In this second article of a two-part series on inequality and university education in Australia, University of Canberra Vice-Chancellor Stephen Parker argues that rather than redress inequality, universities actually exacerbate it. You can read part one here. Part two proposes 10 ways universities can fix the problem.
To expect a single index to capture a person’s achievement to date and their potential for a particular course of study is simplistic and reductionist.
The ATAR is a gift to the media, enabling it to portray nuanced admission methods as hypocritical discounting, and persistently confusing a rank with a mark.
The ATAR could also become a real barrier to social mobility. If school attainment improves because the school system does, we would still have rank ordering and the pernicious optics of ATAR will make it hard for a university to admit a student with, say, an ATAR of 50 even though that student is much better educated than one with an ATAR of 50 a decade earlier.
Universities should simply advertise the minimum (moderated) subject marks they require for entry to a particular course.
- Re-cap the undergraduate domestic system and divert the savings to effective access measures
We need to re-cap undergraduate HECS places, claw back some real money and divert funds into redressing disadvantage and raising aspirations and confidence.
We should use some of the funds diverted for a new system of maintenance grants, so that students from poor backgrounds do not need to engage in paid work during their studies and are not forgoing crucial immediate income by enrolling in a degree.
In addition, the diverted funds, combined with existing funds for enabling places, should be used for colleges run by universities that offer foundation or year 13 courses. At the end of those courses, a completer’s GPA can be compared fairly with the Year 12 results of those applying for entry direct from school.
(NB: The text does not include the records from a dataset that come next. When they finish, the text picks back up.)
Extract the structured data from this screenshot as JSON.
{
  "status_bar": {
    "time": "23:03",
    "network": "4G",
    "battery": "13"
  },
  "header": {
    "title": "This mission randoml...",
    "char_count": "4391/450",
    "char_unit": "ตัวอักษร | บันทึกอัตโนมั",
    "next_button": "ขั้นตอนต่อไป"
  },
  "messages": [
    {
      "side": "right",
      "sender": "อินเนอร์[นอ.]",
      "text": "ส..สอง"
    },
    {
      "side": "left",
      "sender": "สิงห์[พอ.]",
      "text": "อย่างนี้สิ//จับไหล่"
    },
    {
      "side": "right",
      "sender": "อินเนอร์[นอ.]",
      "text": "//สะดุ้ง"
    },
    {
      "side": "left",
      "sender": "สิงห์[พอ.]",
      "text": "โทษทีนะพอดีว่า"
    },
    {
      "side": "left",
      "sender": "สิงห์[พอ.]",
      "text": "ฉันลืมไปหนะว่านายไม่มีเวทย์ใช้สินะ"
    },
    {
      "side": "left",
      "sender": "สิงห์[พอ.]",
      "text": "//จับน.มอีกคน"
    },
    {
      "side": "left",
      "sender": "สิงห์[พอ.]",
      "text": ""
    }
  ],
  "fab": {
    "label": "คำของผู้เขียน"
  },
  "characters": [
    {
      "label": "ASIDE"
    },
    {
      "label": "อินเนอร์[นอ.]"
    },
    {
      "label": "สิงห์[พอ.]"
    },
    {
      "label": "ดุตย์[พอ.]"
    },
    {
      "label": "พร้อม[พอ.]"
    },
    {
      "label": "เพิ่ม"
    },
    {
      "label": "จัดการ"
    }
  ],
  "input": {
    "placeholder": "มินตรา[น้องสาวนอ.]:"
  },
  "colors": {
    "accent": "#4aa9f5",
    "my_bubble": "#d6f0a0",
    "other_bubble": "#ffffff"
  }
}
We have to help level a playing field that the school system on its own is not doing.
- Experiment with alternative routes to material success
We need to loosen the tight grip that a bachelor degree has as the route to success and instead encourage alternative kinds of institutions and a fresh focus on new pathways such as higher apprenticeships.
We should experiment again with new institutions that devote themselves to practical learning at the highest level, making graduates truly work-ready, and which eschew the siren calls that are so alluring to universities, such as global rankings and research evaluations.
We should also come back to work-based learning. In Germany, for example, Siemens trains apprentices through to professional qualification as mechanical engineers.
- Reward “learning gain” or “distance travelled”
At present we fund universities only on inputs: crudely put, “bums on seats”. There is no attempt to reward the value added to the student; no exit assessment that allows comparison with entrance assessment. So to offer universities an incentive to do so, funding should be partly based on “learning gain”.
The idea should be to provide the greatest benefit to the student. This would give universities a reason to seek out those who are academically ready (safe to admit) but for whom they can do the most good, rather than those who need the least work put into them.
- Have a massive program to encourage mature age (25+) students to go to university
There is plenty of evidence that it works and changes lives, giving people a second chance at overcoming disadvantage.
- Take a holistic approach to the education system
We need to develop a more integrated sense of the education system, from kindergarten to doctorate – K-20 not K-12 – rather than horizontally segment the stages as we do now. Universities need to take more interest in schools. If that isn’t welcomed, then there needs to be a conversation about why.
- Urge employers to change their recruiting practices
We need a mature conversation with employers to encourage them to screen off an applicant’s university of graduation and in some instances the fact of a degree.
If employers choose their recruits well, provide in-house apprenticeships and release for study in approved, but not necessarily degree, programs, this will provide another route to the top for those who, for one reason or another, have not entered a university after school.
- Require particular professional degrees to be graduate entry only
It may be harder now for a low-SES young person to become a doctor or a judge than a generation ago.
We need to consider requiring all elite, high-demand professional degrees to become postgraduate.
Aside from any other educational and social arguments, this allows time for the undergraduate degree to overcome less supportive schooling, and should promote diversity in the kinds of people in the profession.
- Urge professional bodies to justify current educational requirements
We need a similar conversation with professional bodies about the validity of degree requirements in the context of a profession’s actual needs.
- Have a serious chat with philanthropists
I detect a trend towards scholarships for the very “brightest” or for the causes that are at risk of being squeezed out of the system through falling student demand. A conversation about the transformative effect of helping low-SES students go through university without having to do paid work is needed. There is no point in the super rich going off to Davos, bemoaning inequality, and then coming back to support elites.
If what goes around comes around, then aiding and abetting an increase in inequality will rebound on us. We will get the society we deserve: permanently divided. In an age of extremist ideologies, no one knows where things end up.
Nor is there a moment to lose. With automation and more digital disruption heading our way, there will be some winners and many losers. If the members of each group are determined by their social origins rather than talent and effort, then the good work of 50 years will be undone.
Authors: The Conversation Contributor